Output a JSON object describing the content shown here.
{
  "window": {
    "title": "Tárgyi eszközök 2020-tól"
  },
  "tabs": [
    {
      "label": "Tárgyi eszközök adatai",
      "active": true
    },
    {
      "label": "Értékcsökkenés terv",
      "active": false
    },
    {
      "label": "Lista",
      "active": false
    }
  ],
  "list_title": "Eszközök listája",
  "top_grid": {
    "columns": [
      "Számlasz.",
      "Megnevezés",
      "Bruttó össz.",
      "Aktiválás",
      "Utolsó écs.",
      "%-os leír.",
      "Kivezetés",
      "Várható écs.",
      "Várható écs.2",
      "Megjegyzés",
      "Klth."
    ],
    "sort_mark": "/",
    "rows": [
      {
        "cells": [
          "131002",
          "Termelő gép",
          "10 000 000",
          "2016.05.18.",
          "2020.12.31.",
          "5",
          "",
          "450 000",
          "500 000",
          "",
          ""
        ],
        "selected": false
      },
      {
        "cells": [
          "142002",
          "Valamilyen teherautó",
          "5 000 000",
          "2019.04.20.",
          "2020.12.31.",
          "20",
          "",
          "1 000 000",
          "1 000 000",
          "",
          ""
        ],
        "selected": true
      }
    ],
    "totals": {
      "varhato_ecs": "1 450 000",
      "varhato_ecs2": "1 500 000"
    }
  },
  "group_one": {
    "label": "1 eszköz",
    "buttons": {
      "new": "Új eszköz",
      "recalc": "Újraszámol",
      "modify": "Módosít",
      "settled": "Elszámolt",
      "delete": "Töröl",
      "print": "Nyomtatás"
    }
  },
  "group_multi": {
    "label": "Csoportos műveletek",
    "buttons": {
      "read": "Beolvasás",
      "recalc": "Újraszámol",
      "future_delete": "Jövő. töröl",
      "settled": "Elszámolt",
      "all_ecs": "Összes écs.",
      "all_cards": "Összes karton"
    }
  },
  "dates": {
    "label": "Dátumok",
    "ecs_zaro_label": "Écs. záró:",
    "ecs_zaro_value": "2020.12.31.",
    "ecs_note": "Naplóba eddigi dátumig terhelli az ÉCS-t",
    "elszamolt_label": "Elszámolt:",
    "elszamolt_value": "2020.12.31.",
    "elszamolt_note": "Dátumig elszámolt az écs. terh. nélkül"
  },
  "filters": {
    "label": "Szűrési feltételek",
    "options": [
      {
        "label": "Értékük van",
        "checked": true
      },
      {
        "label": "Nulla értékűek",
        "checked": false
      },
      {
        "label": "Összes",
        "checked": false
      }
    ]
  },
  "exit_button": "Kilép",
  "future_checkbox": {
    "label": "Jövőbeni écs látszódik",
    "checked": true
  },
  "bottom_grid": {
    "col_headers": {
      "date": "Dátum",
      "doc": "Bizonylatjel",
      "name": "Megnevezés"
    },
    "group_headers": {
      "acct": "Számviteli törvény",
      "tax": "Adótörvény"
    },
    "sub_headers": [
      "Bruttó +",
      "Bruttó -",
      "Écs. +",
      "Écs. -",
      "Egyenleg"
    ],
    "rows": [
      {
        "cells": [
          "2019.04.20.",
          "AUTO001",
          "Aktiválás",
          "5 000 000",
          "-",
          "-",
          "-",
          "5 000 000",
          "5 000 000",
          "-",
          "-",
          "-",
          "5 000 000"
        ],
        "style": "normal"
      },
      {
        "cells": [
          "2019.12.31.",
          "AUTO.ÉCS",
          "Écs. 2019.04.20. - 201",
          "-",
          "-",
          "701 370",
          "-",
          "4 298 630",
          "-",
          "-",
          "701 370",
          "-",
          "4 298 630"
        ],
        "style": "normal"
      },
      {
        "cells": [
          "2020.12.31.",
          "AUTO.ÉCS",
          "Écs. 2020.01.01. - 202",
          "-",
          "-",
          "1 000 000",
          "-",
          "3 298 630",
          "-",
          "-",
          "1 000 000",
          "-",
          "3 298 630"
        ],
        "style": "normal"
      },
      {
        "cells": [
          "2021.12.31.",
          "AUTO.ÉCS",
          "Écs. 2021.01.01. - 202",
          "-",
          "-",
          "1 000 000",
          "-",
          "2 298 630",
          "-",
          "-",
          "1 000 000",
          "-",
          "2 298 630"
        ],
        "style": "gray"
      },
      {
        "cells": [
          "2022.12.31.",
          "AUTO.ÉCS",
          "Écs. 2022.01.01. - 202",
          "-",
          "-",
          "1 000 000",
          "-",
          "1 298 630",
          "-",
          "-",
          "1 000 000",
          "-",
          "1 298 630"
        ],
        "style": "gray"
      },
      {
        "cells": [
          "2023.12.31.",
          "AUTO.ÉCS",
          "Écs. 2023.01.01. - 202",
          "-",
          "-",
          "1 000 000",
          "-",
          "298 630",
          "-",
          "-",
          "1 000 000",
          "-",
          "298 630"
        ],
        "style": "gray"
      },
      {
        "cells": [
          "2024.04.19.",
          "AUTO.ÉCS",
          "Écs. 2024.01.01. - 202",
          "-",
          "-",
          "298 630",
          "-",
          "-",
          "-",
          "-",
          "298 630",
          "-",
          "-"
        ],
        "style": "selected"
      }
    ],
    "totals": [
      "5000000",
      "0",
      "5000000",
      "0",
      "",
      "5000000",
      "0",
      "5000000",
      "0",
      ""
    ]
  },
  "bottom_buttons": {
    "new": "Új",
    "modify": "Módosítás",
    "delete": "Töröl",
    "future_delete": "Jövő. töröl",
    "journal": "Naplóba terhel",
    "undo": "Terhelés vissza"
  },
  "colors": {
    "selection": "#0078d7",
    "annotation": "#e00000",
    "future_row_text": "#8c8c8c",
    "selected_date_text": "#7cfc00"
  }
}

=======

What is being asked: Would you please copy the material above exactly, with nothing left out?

Answer box:
Output a JSON object describing the content shown here.
{
  "window": {
    "title": "Tárgyi eszközök 2020-tól"
  },
  "tabs": [
    {
      "label": "Tárgyi eszközök adatai",
      "active": true
    },
    {
      "label": "Értékcsökkenés terv",
      "active": false
    },
    {
      "label": "Lista",
      "active": false
    }
  ],
  "list_title": "Eszközök listája",
  "top_grid": {
    "columns": [
      "Számlasz.",
      "Megnevezés",
      "Bruttó össz.",
      "Aktiválás",
      "Utolsó écs.",
      "%-os leír.",
      "Kivezetés",
      "Várható écs.",
      "Várható écs.2",
      "Megjegyzés",
      "Klth."
    ],
    "sort_mark": "/",
    "rows": [
      {
        "cells": [
          "131002",
          "Termelő gép",
          "10 000 000",
          "2016.05.18.",
          "2020.12.31.",
          "5",
          "",
          "450 000",
          "500 000",
          "",
          ""
        ],
        "selected": false
      },
      {
        "cells": [
          "142002",
          "Valamilyen teherautó",
          "5 000 000",
          "2019.04.20.",
          "2020.12.31.",
          "20",
          "",
          "1 000 000",
          "1 000 000",
          "",
          ""
        ],
        "selected": true
      }
    ],
    "totals": {
      "varhato_ecs": "1 450 000",
      "varhato_ecs2": "1 500 000"
    }
  },
  "group_one": {
    "label": "1 eszköz",
    "buttons": {
      "new": "Új eszköz",
      "recalc": "Újraszámol",
      "modify": "Módosít",
      "settled": "Elszámolt",
      "delete": "Töröl",
      "print": "Nyomtatás"
    }
  },
  "group_multi": {
    "label": "Csoportos műveletek",
    "buttons": {
      "read": "Beolvasás",
      "recalc": "Újraszámol",
      "future_delete": "Jövő. töröl",
      "settled": "Elszámolt",
      "all_ecs": "Összes écs.",
      "all_cards": "Összes karton"
    }
  },
  "dates": {
    "label": "Dátumok",
    "ecs_zaro_label": "Écs. záró:",
    "ecs_zaro_value": "2020.12.31.",
    "ecs_note": "Naplóba eddigi dátumig terhelli az ÉCS-t",
    "elszamolt_label": "Elszámolt:",
    "elszamolt_value": "2020.12.31.",
    "elszamolt_note": "Dátumig elszámolt az écs. terh. nélkül"
  },
  "filters": {
    "label": "Szűrési feltételek",
    "options": [
      {
        "label": "Értékük van",
        "checked": true
      },
      {
        "label": "Nulla értékűek",
        "checked": false
      },
      {
        "label": "Összes",
        "checked": false
      }
    ]
  },
  "exit_button": "Kilép",
  "future_checkbox": {
    "label": "Jövőbeni écs látszódik",
    "checked": true
  },
  "bottom_grid": {
    "col_headers": {
      "date": "Dátum",
      "doc": "Bizonylatjel",
      "name": "Megnevezés"
    },
    "group_headers": {
      "acct": "Számviteli törvény",
      "tax": "Adótörvény"
    },
    "sub_headers": [
      "Bruttó +",
      "Bruttó -",
      "Écs. +",
      "Écs. -",
      "Egyenleg"
    ],
    "rows": [
      {
        "cells": [
          "2019.04.20.",
          "AUTO001",
          "Aktiválás",
          "5 000 000",
          "-",
          "-",
          "-",
          "5 000 000",
          "5 000 000",
          "-",
          "-",
          "-",
          "5 000 000"
        ],
        "style": "normal"
      },
      {
        "cells": [
          "2019.12.31.",
          "AUTO.ÉCS",
          "Écs. 2019.04.20. - 201",
          "-",
          "-",
          "701 370",
          "-",
          "4 298 630",
          "-",
          "-",
          "701 370",
          "-",
          "4 298 630"
        ],
        "style": "normal"
      },
      {
        "cells": [
          "2020.12.31.",
          "AUTO.ÉCS",
          "Écs. 2020.01.01. - 202",
          "-",
          "-",
          "1 000 000",
          "-",
          "3 298 630",
          "-",
          "-",
          "1 000 000",
          "-",
          "3 298 630"
        ],
        "style": "normal"
      },
      {
        "cells": [
          "2021.12.31.",
          "AUTO.ÉCS",
          "Écs. 2021.01.01. - 202",
          "-",
          "-",
          "1 000 000",
          "-",
          "2 298 630",
          "-",
          "-",
          "1 000 000",
          "-",
          "2 298 630"
        ],
        "style": "gray"
      },
      {
        "cells": [
          "2022.12.31.",
          "AUTO.ÉCS",
          "Écs. 2022.01.01. - 202",
          "-",
          "-",
          "1 000 000",
          "-",
          "1 298 630",
          "-",
          "-",
          "1 000 000",
          "-",
          "1 298 630"
        ],
        "style": "gray"
      },
      {
        "cells": [
          "2023.12.31.",
          "AUTO.ÉCS",
          "Écs. 2023.01.01. - 202",
          "-",
          "-",
          "1 000 000",
          "-",
          "298 630",
          "-",
          "-",
          "1 000 000",
          "-",
          "298 630"
        ],
        "style": "gray"
      },
      {
        "cells": [
          "2024.04.19.",
          "AUTO.ÉCS",
          "Écs. 2024.01.01. - 202",
          "-",
          "-",
          "298 630",
          "-",
          "-",
          "-",
          "-",
          "298 630",
          "-",
          "-"
        ],
        "style": "selected"
      }
    ],
    "totals": [
      "5000000",
      "0",
      "5000000",
      "0",
      "",
      "5000000",
      "0",
      "5000000",
      "0",
      ""
    ]
  },
  "bottom_buttons": {
    "new": "Új",
    "modify": "Módosítás",
    "delete": "Töröl",
    "future_delete": "Jövő. töröl",
    "journal": "Naplóba terhel",
    "undo": "Terhelés vissza"
  },
  "colors": {
    "selection": "#0078d7",
    "annotation": "#e00000",
    "future_row_text": "#8c8c8c",
    "selected_date_text": "#7cfc00"
  }
}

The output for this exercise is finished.